* _What the task requires_: Check each line of the entries. Copy the ones that contain the string "Resolution".
━━━
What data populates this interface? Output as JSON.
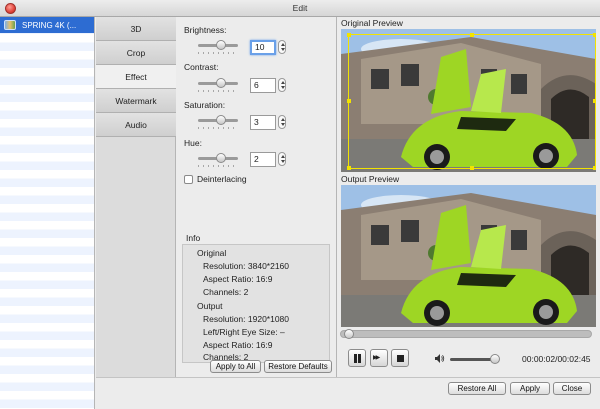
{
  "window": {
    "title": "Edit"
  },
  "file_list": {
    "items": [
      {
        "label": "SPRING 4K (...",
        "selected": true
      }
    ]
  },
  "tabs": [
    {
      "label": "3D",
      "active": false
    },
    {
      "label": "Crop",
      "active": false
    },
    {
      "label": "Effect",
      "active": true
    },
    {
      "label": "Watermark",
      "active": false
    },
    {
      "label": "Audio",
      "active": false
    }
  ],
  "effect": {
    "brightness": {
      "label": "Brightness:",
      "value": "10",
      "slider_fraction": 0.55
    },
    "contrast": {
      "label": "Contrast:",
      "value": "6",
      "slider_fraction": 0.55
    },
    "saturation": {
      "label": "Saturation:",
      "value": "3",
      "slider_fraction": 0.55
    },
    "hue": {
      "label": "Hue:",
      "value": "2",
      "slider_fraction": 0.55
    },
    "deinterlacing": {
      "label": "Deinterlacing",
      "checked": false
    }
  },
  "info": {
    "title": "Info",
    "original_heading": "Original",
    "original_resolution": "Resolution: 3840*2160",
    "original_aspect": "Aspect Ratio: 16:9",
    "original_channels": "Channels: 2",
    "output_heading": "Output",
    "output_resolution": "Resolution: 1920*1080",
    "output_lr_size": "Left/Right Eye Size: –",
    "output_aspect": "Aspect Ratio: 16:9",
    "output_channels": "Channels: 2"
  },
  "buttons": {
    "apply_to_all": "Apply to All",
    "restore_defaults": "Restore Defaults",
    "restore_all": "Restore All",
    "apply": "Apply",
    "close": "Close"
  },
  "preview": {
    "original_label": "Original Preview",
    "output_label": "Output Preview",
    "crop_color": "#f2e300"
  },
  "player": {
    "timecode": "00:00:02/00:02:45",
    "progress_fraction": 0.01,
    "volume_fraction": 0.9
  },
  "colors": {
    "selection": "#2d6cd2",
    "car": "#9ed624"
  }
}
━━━
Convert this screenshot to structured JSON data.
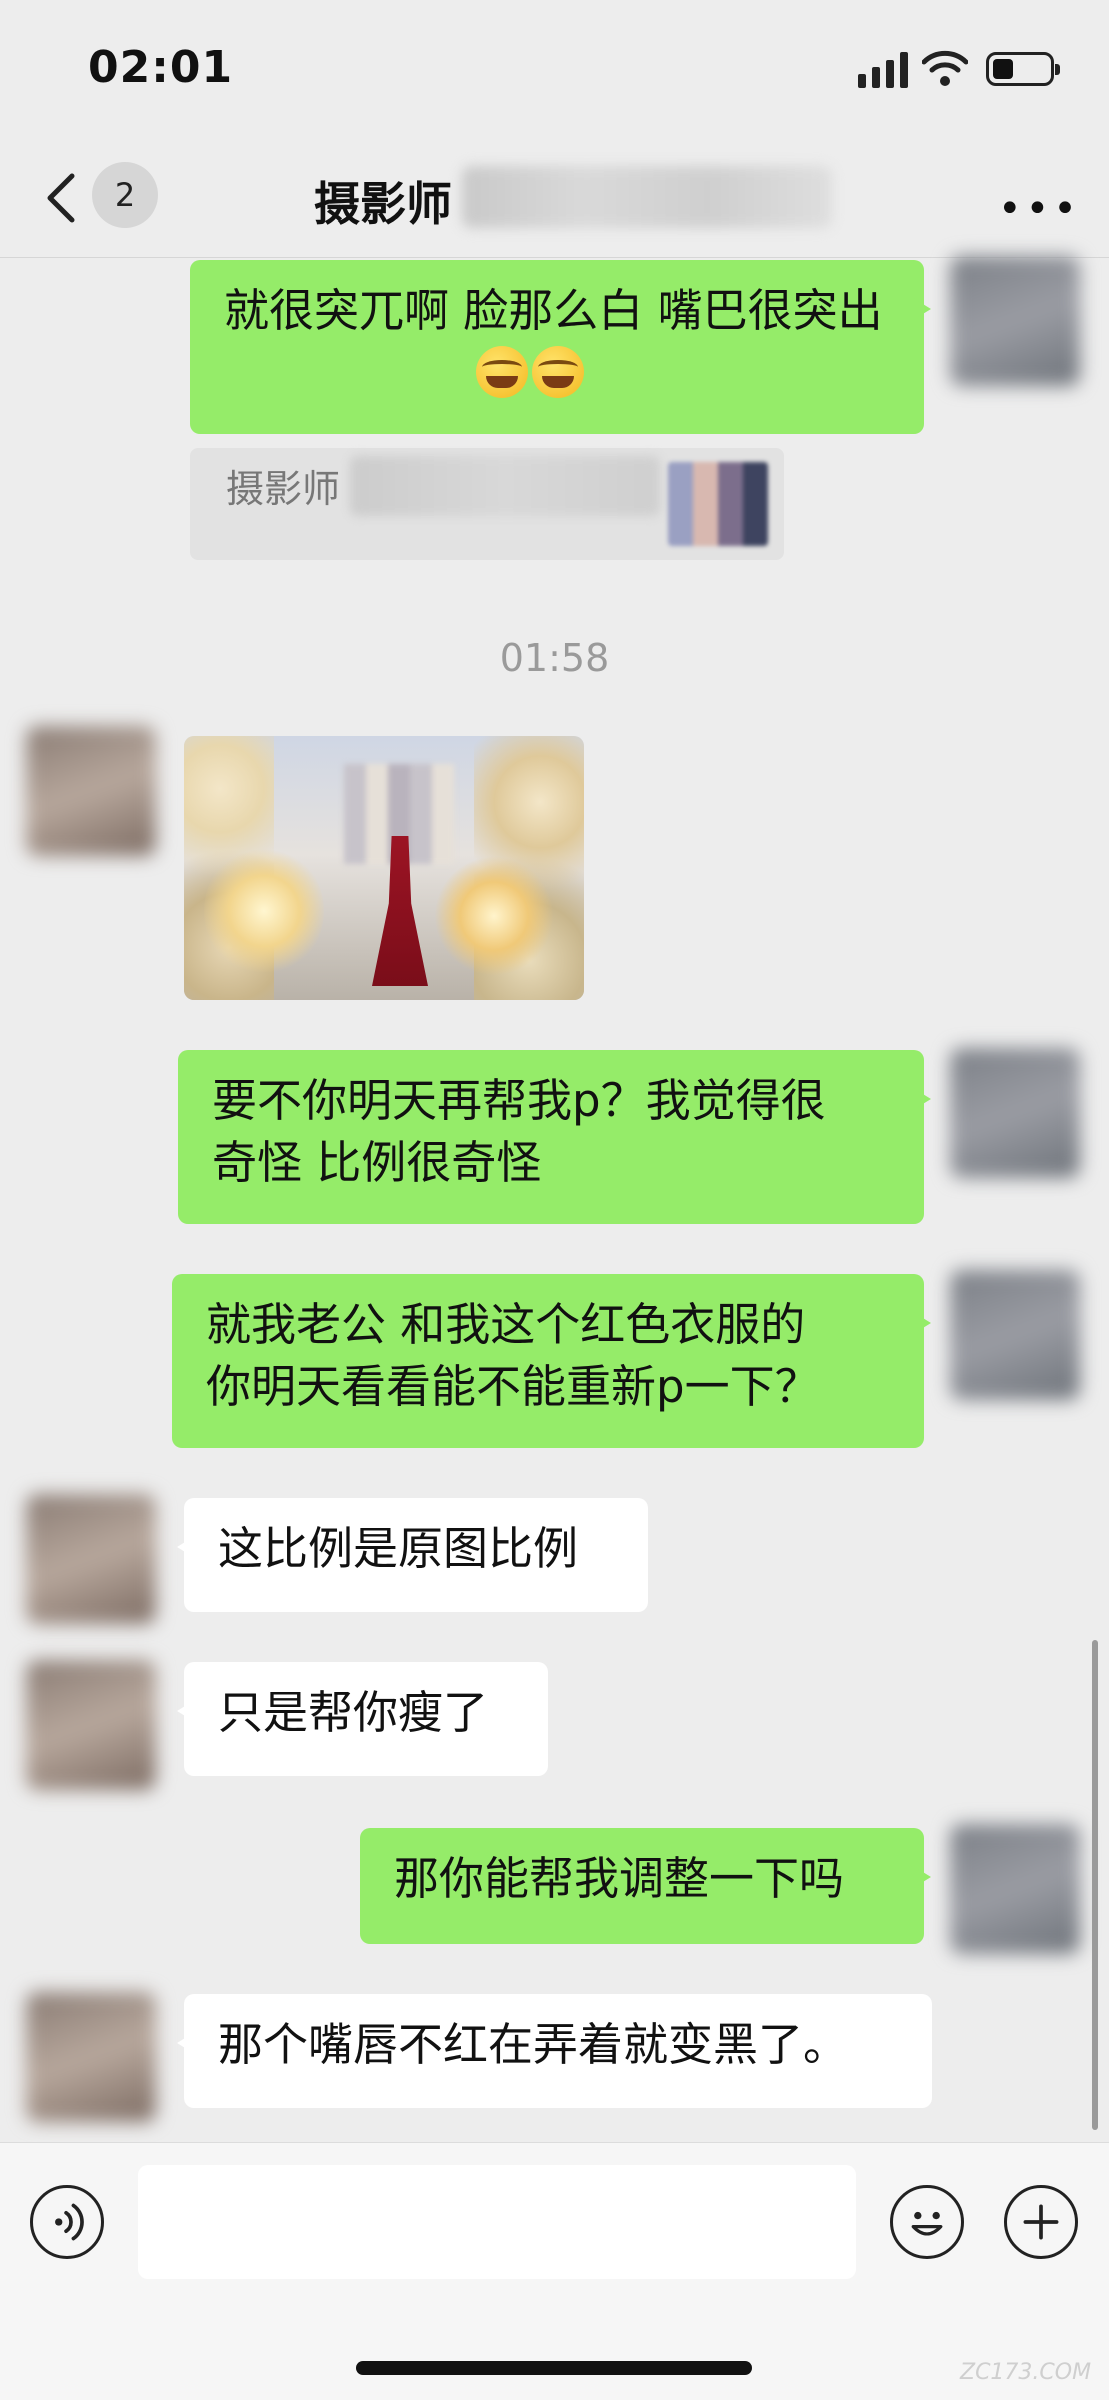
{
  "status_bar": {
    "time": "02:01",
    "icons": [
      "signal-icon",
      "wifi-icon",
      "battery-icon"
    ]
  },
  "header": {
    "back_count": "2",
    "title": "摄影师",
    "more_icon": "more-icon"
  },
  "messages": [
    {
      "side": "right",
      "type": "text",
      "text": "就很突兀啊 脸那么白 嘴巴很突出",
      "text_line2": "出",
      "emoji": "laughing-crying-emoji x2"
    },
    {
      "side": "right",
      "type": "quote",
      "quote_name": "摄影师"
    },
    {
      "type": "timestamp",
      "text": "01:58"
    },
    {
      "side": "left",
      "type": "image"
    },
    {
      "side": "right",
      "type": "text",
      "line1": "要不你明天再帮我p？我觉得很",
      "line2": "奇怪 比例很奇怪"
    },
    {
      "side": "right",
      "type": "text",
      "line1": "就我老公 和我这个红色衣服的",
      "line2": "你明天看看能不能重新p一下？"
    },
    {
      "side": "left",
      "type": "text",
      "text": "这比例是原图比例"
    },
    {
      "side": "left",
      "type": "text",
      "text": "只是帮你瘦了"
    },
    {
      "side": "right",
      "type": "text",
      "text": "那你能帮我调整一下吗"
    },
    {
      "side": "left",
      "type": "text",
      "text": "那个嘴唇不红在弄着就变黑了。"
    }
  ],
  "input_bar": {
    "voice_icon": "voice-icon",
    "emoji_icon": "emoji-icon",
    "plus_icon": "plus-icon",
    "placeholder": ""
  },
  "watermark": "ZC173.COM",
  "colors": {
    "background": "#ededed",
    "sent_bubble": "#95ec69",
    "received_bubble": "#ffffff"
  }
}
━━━
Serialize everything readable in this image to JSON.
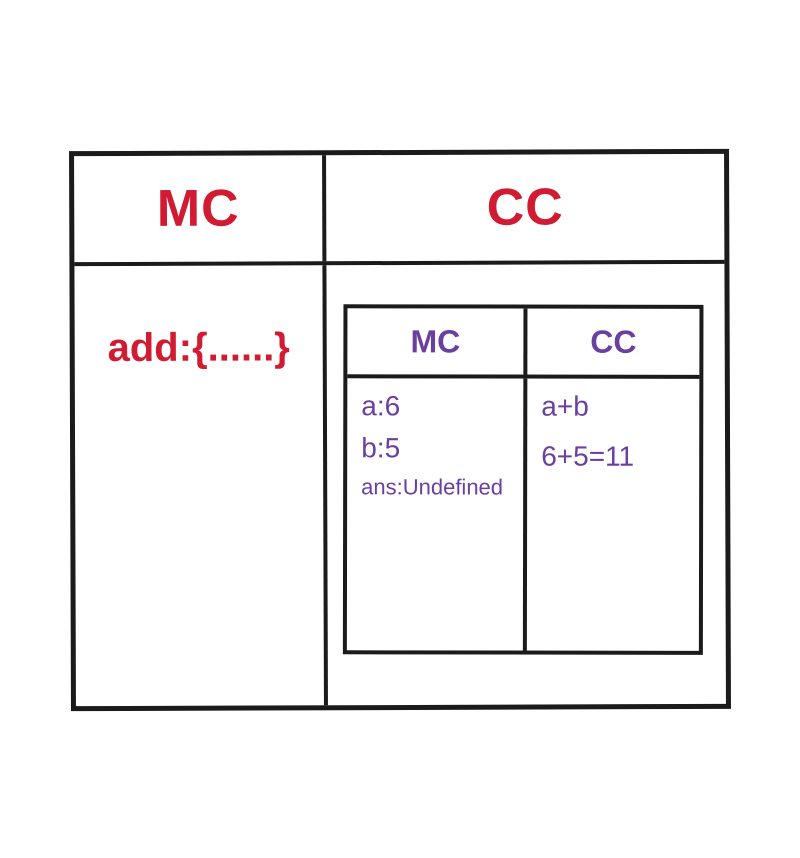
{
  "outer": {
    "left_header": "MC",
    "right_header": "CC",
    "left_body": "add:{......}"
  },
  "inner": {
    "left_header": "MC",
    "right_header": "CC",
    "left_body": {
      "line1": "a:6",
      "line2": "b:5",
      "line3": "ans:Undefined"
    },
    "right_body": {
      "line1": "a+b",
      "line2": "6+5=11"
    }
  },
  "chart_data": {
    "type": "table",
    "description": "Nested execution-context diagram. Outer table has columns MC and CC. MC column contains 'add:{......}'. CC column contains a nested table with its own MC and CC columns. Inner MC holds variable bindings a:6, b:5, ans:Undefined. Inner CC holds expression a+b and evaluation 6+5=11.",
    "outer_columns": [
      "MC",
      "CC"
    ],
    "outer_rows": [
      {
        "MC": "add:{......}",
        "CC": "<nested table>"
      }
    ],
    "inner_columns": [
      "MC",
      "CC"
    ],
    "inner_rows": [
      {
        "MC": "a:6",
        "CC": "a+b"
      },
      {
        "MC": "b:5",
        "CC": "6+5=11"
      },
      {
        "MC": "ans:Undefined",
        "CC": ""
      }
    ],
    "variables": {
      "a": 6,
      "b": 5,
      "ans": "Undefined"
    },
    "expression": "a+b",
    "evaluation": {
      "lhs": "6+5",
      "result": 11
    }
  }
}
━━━
* _The completed task_:
    "original_resolution": "Resolution: 3840*2160",
    "output_resolution": "Resolution: 1920*1080",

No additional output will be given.